freezing point [noun] [het vriespunt] [‘vries-punt’]

The last word of 2007 is inspired by the weather. “Vriespunt” is composed of “vries” and “punt” that translate to “freeze” and “point” respectively. “Vries” is derived from the verb “vriezen”: “to freeze”. If you tune in to the Dutch weather forecasts the coming days, you might hear this word.

– “Vandaag krijgen we temperaturen onder/rond het vriespunt.”
(“Today, we can expect temperatures below/around the freezing (point)”).

– “Als de temperatuur onder het vriespunt blijft, krijgen we misschien een witte kerst!”
(“If temperatures remain below the freezing point, we might be in for a white Christmas!”)

These are actually with the verb “vriezen”, but they are good to know! 🙂

– “Het vriest dat het kraakt”: there’s a sharp frost. Lit.: “It freezes that it cracks”.

– “Het kan vriezen en het kan dooien”: the outcome can be either way, or: everything is possible.
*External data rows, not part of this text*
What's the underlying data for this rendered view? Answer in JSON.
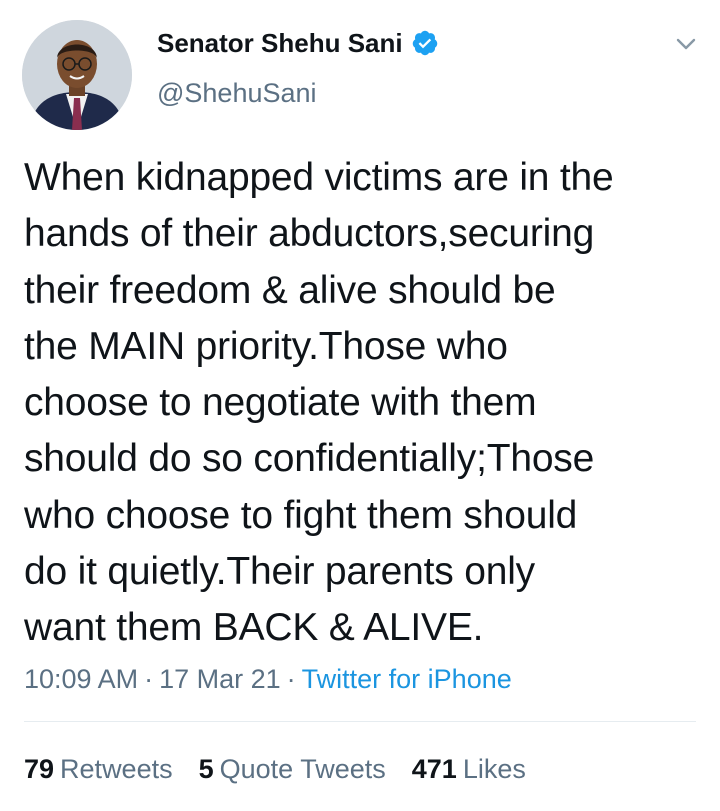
{
  "author": {
    "display_name": "Senator Shehu Sani",
    "handle": "@ShehuSani",
    "verified": true,
    "avatar_icon": "profile-photo"
  },
  "tweet": {
    "text": "When kidnapped victims are in the\nhands of their abductors,securing\ntheir freedom & alive should be\nthe MAIN priority.Those who\nchoose to negotiate with them\nshould do so confidentially;Those\nwho choose to fight them should\ndo it quietly.Their parents only\nwant them BACK & ALIVE.",
    "time": "10:09 AM",
    "separator": "·",
    "date": "17 Mar 21",
    "source": "Twitter for iPhone"
  },
  "stats": {
    "retweets_count": "79",
    "retweets_label": "Retweets",
    "quote_count": "5",
    "quote_label": "Quote Tweets",
    "likes_count": "471",
    "likes_label": "Likes"
  },
  "colors": {
    "text": "#0f1419",
    "secondary": "#5b7083",
    "link": "#1b95e0",
    "verified": "#1da1f2",
    "divider": "#e6ecf0"
  },
  "icons": {
    "verified": "verified-badge-icon",
    "menu": "chevron-down-icon"
  }
}
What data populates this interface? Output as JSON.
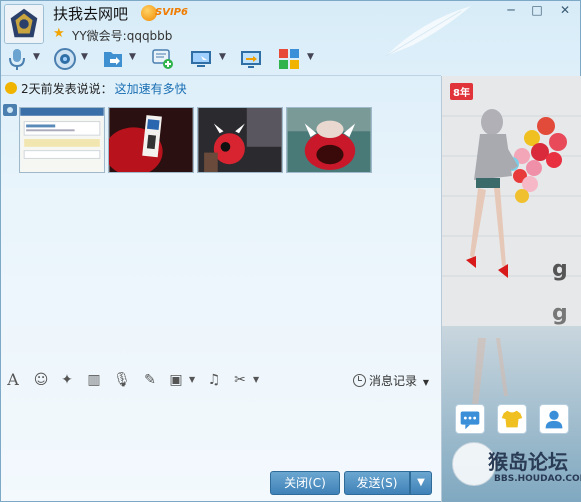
{
  "header": {
    "title": "扶我去网吧",
    "vip_badge": "SVIP6",
    "subtitle": "YY微会号:qqqbbb"
  },
  "window_controls": {
    "minimize": "─",
    "maximize": "□",
    "close": "✕"
  },
  "toolbar": {
    "items": [
      {
        "icon": "microphone-icon"
      },
      {
        "icon": "video-icon"
      },
      {
        "icon": "file-transfer-icon"
      },
      {
        "icon": "add-message-icon"
      },
      {
        "icon": "remote-desktop-icon"
      },
      {
        "icon": "screen-share-icon"
      },
      {
        "icon": "apps-icon"
      }
    ]
  },
  "status": {
    "prefix": "2天前发表说说：",
    "link": "这加速有多快"
  },
  "photos": [
    {
      "name": "photo-1",
      "subject": "screenshot"
    },
    {
      "name": "photo-2",
      "subject": "ticket"
    },
    {
      "name": "photo-3",
      "subject": "red-mascot"
    },
    {
      "name": "photo-4",
      "subject": "red-mascot-closeup"
    }
  ],
  "right_panel": {
    "badge": "8年",
    "watermark_text": "猴岛论坛",
    "watermark_sub": "BBS.HOUDAO.COM"
  },
  "input_toolbar": {
    "history_label": "消息记录"
  },
  "buttons": {
    "close": "关闭(C)",
    "send": "发送(S)",
    "send_dropdown": "▼"
  },
  "colors": {
    "accent": "#3f82b8",
    "link": "#1a6fb3",
    "badge": "#e0343a"
  }
}
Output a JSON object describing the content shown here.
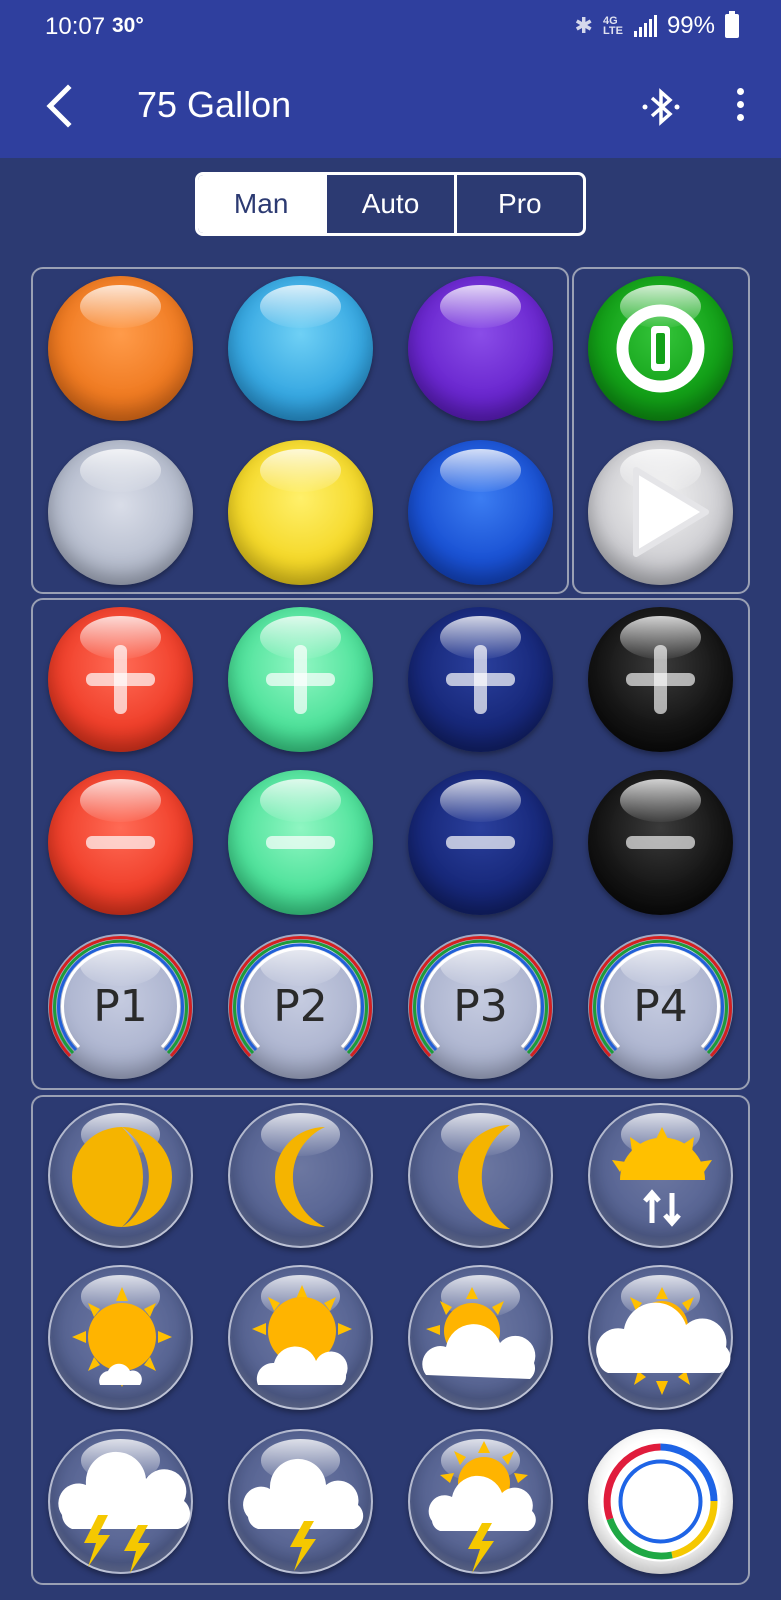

Lit.: “It can freeze and it can thaw”.

Related words:
– “Vriezen”: to freeze.

– “Het gaat vriezen vannacht, pas op voor gladheid op de wegen”.
(“It’s going to freeze/We’re in for a frost tonight, mind icy patches on the roads.”)

– “IJs”: ice.